**Your goal:** The answer should consist of each line from the data below that includes "true".

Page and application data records

_ _ _ _

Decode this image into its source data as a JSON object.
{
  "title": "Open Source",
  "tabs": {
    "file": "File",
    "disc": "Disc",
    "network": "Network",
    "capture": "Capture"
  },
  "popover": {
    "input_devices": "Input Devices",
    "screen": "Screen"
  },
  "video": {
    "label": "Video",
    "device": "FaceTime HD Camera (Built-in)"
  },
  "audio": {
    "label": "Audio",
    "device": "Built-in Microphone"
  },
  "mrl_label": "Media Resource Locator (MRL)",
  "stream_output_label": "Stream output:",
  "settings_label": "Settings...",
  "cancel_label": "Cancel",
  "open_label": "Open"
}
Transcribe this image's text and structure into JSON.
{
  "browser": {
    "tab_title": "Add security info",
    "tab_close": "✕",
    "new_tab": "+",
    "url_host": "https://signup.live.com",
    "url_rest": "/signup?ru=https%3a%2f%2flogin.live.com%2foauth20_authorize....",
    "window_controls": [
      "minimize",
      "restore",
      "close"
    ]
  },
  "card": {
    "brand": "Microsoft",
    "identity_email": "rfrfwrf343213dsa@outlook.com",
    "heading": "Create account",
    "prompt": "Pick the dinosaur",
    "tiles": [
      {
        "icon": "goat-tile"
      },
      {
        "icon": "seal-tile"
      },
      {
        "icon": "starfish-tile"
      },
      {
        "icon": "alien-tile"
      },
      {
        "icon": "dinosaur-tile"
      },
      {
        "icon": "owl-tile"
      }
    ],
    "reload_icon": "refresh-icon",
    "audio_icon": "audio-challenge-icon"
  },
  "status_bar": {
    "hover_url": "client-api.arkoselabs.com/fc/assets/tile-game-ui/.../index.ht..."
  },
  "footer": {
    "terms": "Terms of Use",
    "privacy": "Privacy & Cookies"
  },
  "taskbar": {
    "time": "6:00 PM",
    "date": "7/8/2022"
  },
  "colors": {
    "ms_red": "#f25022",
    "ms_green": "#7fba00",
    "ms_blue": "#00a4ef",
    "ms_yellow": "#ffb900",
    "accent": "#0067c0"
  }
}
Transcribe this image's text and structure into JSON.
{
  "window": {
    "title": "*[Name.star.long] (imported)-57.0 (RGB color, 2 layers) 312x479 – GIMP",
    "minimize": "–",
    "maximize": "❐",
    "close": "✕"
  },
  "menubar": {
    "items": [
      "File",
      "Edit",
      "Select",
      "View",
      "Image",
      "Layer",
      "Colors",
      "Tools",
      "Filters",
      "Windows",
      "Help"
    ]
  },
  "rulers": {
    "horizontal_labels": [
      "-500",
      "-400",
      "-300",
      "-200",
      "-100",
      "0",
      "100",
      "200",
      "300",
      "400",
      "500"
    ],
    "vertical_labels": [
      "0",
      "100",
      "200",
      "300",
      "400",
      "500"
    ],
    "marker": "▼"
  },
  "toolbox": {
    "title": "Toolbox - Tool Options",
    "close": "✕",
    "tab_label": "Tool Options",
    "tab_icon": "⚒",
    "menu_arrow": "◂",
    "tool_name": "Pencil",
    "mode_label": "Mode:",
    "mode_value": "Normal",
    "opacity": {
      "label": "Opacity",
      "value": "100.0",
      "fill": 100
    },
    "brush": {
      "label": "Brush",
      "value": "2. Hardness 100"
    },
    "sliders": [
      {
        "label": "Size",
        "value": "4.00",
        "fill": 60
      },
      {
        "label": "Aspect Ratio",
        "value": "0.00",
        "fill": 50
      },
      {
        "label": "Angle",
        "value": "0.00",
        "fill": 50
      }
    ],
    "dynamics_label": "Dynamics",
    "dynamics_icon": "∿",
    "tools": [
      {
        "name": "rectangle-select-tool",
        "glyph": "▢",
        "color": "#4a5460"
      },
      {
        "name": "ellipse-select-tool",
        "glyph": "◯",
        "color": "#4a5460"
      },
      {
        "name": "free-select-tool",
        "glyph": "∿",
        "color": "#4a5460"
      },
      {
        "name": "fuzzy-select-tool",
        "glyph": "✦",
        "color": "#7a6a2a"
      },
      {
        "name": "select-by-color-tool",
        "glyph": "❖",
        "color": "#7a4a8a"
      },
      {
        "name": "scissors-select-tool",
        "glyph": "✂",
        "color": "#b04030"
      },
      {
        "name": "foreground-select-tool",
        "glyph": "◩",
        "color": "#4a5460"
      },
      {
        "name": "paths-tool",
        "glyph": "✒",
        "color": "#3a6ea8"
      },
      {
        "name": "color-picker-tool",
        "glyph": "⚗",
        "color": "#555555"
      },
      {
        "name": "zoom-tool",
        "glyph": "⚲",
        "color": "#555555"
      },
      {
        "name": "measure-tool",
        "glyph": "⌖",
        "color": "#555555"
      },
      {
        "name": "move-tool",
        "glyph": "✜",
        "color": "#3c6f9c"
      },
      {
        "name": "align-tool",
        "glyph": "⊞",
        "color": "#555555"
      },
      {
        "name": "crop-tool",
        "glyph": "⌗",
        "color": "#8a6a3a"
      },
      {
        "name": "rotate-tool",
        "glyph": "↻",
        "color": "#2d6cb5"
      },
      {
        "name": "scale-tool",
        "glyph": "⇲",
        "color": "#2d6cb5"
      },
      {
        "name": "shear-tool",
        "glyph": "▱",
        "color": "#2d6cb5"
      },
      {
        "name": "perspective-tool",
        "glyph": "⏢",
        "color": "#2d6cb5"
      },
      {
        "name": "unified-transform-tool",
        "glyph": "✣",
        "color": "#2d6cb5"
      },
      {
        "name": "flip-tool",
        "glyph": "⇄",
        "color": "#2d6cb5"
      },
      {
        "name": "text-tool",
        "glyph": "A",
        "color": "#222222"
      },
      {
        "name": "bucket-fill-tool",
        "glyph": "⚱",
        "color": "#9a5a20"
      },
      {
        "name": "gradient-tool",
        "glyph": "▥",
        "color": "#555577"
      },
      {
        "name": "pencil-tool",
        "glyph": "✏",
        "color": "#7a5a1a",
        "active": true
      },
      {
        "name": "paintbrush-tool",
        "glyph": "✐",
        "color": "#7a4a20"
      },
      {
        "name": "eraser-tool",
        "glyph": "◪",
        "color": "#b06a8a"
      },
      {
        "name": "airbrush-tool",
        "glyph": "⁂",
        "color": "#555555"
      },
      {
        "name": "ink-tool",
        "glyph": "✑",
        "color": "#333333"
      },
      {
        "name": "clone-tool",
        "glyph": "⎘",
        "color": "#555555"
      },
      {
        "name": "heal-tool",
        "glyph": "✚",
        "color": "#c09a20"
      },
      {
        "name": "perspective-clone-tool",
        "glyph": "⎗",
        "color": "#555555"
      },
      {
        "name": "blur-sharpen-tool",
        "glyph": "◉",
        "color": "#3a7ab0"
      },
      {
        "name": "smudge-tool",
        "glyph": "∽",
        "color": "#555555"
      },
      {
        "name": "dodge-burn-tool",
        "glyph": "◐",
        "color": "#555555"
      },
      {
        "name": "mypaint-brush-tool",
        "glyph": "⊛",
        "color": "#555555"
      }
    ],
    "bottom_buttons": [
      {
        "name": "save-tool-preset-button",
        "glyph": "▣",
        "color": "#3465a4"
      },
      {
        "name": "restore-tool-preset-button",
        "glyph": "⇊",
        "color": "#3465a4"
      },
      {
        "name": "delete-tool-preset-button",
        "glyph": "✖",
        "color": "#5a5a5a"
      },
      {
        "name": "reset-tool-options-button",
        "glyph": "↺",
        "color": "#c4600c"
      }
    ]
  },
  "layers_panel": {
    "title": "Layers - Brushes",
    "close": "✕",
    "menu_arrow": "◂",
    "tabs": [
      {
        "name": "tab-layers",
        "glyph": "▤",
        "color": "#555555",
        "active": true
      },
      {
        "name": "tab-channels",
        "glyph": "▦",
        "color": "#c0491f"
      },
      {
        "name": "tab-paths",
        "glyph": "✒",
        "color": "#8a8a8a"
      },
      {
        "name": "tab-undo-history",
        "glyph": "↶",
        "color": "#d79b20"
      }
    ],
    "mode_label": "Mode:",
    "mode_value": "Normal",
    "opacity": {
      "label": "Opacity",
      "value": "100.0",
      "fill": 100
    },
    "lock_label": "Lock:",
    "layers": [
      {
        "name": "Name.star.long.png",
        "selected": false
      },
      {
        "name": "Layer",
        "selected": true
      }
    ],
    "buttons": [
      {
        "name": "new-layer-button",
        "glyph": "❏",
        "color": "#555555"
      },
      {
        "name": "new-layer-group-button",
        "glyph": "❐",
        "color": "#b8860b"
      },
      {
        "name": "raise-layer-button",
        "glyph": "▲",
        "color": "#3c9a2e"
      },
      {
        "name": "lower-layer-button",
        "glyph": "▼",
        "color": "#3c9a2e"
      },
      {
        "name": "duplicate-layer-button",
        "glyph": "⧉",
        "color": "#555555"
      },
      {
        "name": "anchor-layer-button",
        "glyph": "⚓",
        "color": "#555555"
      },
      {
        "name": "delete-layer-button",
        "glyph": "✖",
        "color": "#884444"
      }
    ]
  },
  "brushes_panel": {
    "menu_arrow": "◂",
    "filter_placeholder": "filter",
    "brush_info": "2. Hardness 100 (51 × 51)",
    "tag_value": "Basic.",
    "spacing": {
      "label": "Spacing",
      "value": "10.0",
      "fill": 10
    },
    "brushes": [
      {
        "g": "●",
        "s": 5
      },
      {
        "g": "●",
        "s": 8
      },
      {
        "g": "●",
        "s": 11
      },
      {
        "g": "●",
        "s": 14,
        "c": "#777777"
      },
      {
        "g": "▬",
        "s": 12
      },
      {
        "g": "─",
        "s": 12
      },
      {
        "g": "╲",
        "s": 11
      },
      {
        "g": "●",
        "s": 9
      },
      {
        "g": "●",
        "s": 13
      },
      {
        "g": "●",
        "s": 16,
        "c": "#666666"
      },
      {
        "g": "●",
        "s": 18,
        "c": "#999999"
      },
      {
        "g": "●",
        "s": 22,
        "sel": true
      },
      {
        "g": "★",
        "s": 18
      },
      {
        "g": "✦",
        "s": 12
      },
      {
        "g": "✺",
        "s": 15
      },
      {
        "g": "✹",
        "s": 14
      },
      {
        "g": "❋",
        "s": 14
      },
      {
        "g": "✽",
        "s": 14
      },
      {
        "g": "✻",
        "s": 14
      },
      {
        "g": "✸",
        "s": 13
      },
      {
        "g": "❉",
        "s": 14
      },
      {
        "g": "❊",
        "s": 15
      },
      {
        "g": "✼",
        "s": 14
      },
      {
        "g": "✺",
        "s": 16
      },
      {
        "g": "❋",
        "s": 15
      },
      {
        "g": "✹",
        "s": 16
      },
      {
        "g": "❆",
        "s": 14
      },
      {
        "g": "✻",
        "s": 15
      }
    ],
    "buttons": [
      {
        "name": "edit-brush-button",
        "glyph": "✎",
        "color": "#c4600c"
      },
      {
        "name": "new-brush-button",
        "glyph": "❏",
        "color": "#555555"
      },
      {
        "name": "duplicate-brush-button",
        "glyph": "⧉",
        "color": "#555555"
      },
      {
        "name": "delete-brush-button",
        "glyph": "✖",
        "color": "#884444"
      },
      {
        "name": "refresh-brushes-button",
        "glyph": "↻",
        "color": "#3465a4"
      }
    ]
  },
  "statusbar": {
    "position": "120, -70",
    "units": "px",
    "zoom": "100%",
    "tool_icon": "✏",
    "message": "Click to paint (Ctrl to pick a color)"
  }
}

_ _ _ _

**Answer area:**
        "active": true
        "active": true
        "selected": true
        "sel": true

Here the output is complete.